When childhood is ripped apart

Poika seisoo leijan kanssa pihalla. Takana iso rakennus.

Communications specialist Hannu Happonen discusses the broken childhood of refugee children and its effects.

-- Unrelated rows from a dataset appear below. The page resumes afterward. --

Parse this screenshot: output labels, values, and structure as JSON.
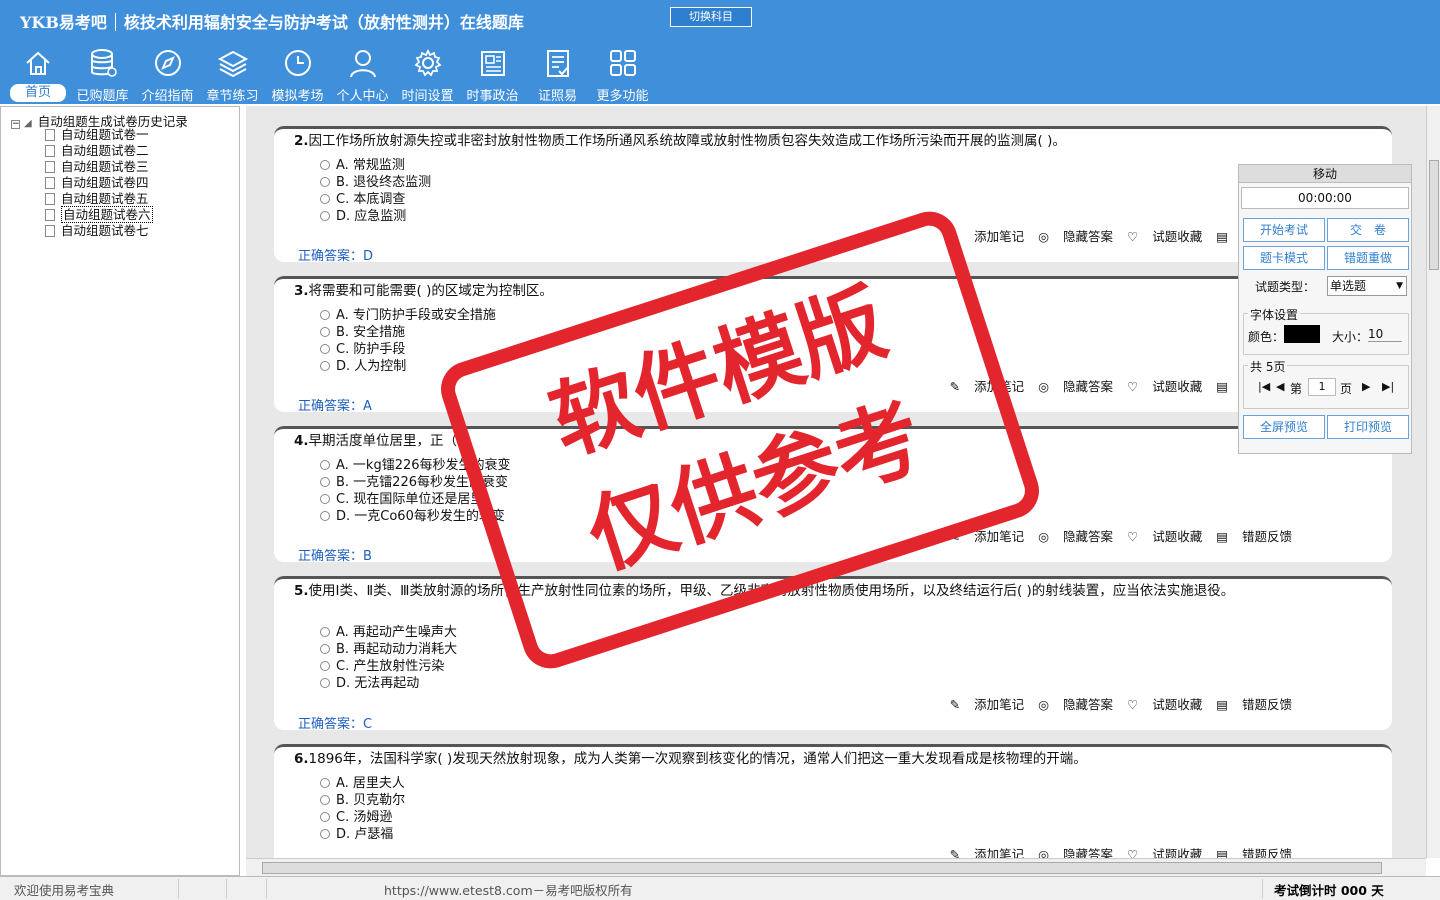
{
  "header": {
    "brand_logo": "YKB易考吧",
    "title": "核技术利用辐射安全与防护考试（放射性测井）在线题库",
    "switch_label": "切换科目"
  },
  "nav": [
    {
      "label": "首页",
      "icon": "home-icon"
    },
    {
      "label": "已购题库",
      "icon": "database-icon"
    },
    {
      "label": "介绍指南",
      "icon": "compass-icon"
    },
    {
      "label": "章节练习",
      "icon": "layers-icon"
    },
    {
      "label": "模拟考场",
      "icon": "clock-icon"
    },
    {
      "label": "个人中心",
      "icon": "user-icon"
    },
    {
      "label": "时间设置",
      "icon": "gear-icon"
    },
    {
      "label": "时事政治",
      "icon": "newspaper-icon"
    },
    {
      "label": "证照易",
      "icon": "checklist-icon"
    },
    {
      "label": "更多功能",
      "icon": "grid-icon"
    }
  ],
  "tree": {
    "root": "自动组题生成试卷历史记录",
    "items": [
      "自动组题试卷一",
      "自动组题试卷二",
      "自动组题试卷三",
      "自动组题试卷四",
      "自动组题试卷五",
      "自动组题试卷六",
      "自动组题试卷七"
    ]
  },
  "tools": {
    "note": "添加笔记",
    "hide": "隐藏答案",
    "fav": "试题收藏",
    "report": "错题反馈"
  },
  "questions": [
    {
      "num": "2.",
      "text": "因工作场所放射源失控或非密封放射性物质工作场所通风系统故障或放射性物质包容失效造成工作场所污染而开展的监测属( )。",
      "options": [
        "A. 常规监测",
        "B. 退役终态监测",
        "C. 本底调查",
        "D. 应急监测"
      ],
      "answer_label": "正确答案：",
      "answer": "D"
    },
    {
      "num": "3.",
      "text": "将需要和可能需要( )的区域定为控制区。",
      "options": [
        "A. 专门防护手段或安全措施",
        "B. 安全措施",
        "C. 防护手段",
        "D. 人为控制"
      ],
      "answer_label": "正确答案：",
      "answer": "A"
    },
    {
      "num": "4.",
      "text": "早期活度单位居里，正（ ）",
      "options": [
        "A. 一kg镭226每秒发生的衰变",
        "B. 一克镭226每秒发生的衰变",
        "C. 现在国际单位还是居里",
        "D. 一克Co60每秒发生的衰变"
      ],
      "answer_label": "正确答案：",
      "answer": "B"
    },
    {
      "num": "5.",
      "text": "使用Ⅰ类、Ⅱ类、Ⅲ类放射源的场所，生产放射性同位素的场所，甲级、乙级非密封放射性物质使用场所，以及终结运行后( )的射线装置，应当依法实施退役。",
      "options": [
        "A. 再起动产生噪声大",
        "B. 再起动动力消耗大",
        "C. 产生放射性污染",
        "D. 无法再起动"
      ],
      "answer_label": "正确答案：",
      "answer": "C"
    },
    {
      "num": "6.",
      "text": "1896年，法国科学家( )发现天然放射现象，成为人类第一次观察到核变化的情况，通常人们把这一重大发现看成是核物理的开端。",
      "options": [
        "A. 居里夫人",
        "B. 贝克勒尔",
        "C. 汤姆逊",
        "D. 卢瑟福"
      ],
      "answer_label": "",
      "answer": ""
    }
  ],
  "panel": {
    "title": "移动",
    "timer": "00:00:00",
    "start": "开始考试",
    "submit": "交　卷",
    "card_mode": "题卡模式",
    "redo": "错题重做",
    "type_label": "试题类型：",
    "type_value": "单选题",
    "font_group": "字体设置",
    "color_label": "颜色：",
    "color_value": "#000000",
    "size_label": "大小：",
    "size_value": "10",
    "pages_label": "共 5页",
    "page_prefix": "第",
    "page_value": "1",
    "page_suffix": "页",
    "fullscreen": "全屏预览",
    "print": "打印预览"
  },
  "stamp": {
    "line1": "软件模版",
    "line2": "仅供参考",
    "color": "#e3262e"
  },
  "status": {
    "welcome": "欢迎使用易考宝典",
    "copyright": "https://www.etest8.com－易考吧版权所有",
    "countdown": "考试倒计时 000 天"
  }
}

Children are born powerless. There is little they can control. They have no say in where they are born. No one asked them if they would like to be born into poverty, with a disability, or live in a mud hut. Who asked them if clean water was a priority or what they would like to eat? Did they have a choice to attend or not to attend school? They never chose to be born in a war zone. The violence they have witnessed was not on their list of priorities. No one consulted them if they should flee for their lives across the border to a foreign country. They were literally picked up and taken elsewhere. They did not choose which family members would be raped, maimed, or killed. They were too young to understand what was going on. Time has not made it more understandable. As they get older, what they have gone through does not make it more acceptable. What insanity. What mindlessness. What foolishness. Why do adults try to resolve their differences by killing each other? By raping, maiming, terrorizing? How is that going to make anything better for anyone? What is the end result of all this?

How can children survive? What helps them to cope? There are four boys sitting under the mango tree in their school uniforms. The uniforms remind them of life in what seems to be the distant past. They have been out of school for over a year since the beginning of the pandemic. Perhaps the uniforms are used since their wardrobe is limited. There are an assorted array of items lying around them: stems of sorghum, bottoms of broken rubber sandals, and acacia thorns. They are in the automotive business. They are making vehicles. With a broken razor blade, they cut the pieces to appropriate lengths. They “nail” the pieces together with the acacia thorns. The tires are cut from the colorful pieces of worn out, broken sandals. Slowly, skillfully, the vehicles take shape.

Children and women make up 85% of the 236,000 refugees from South Sudan that have settled in the Bidibidi refugee settlement. They are part of the 1.47 million refugees that have fled mainly from South Sudan, and the Democratic Republic of the Congo into Uganda. They are part of the 80 million people who have been forcefully displaced in the world. They have fled from countries like Syria, Venezuela, Afghanistan, Yemen, and Myanmar. Around half of all the world’s refugees are under the age of 18.

The past cannot be changed. What they have witnessed will impact them for the rest of their lives. The future is ahead of them. This small act of creativity prepares them to face what is ahead. This imaginative activity develops persistence. It takes time. They are learning problem solving. There is social interaction involved. They advise and help each other. In the end, there is pride. Proudly they display their creations. They hold them high. They enjoy the photography session. They are empowered. They have been transported into a different realm. It provides a respite from what they have gone through. The horror of war they have witnessed has been quieted for a moment. It is part of the healing process. The ripped apart childhood is quietly stitched together.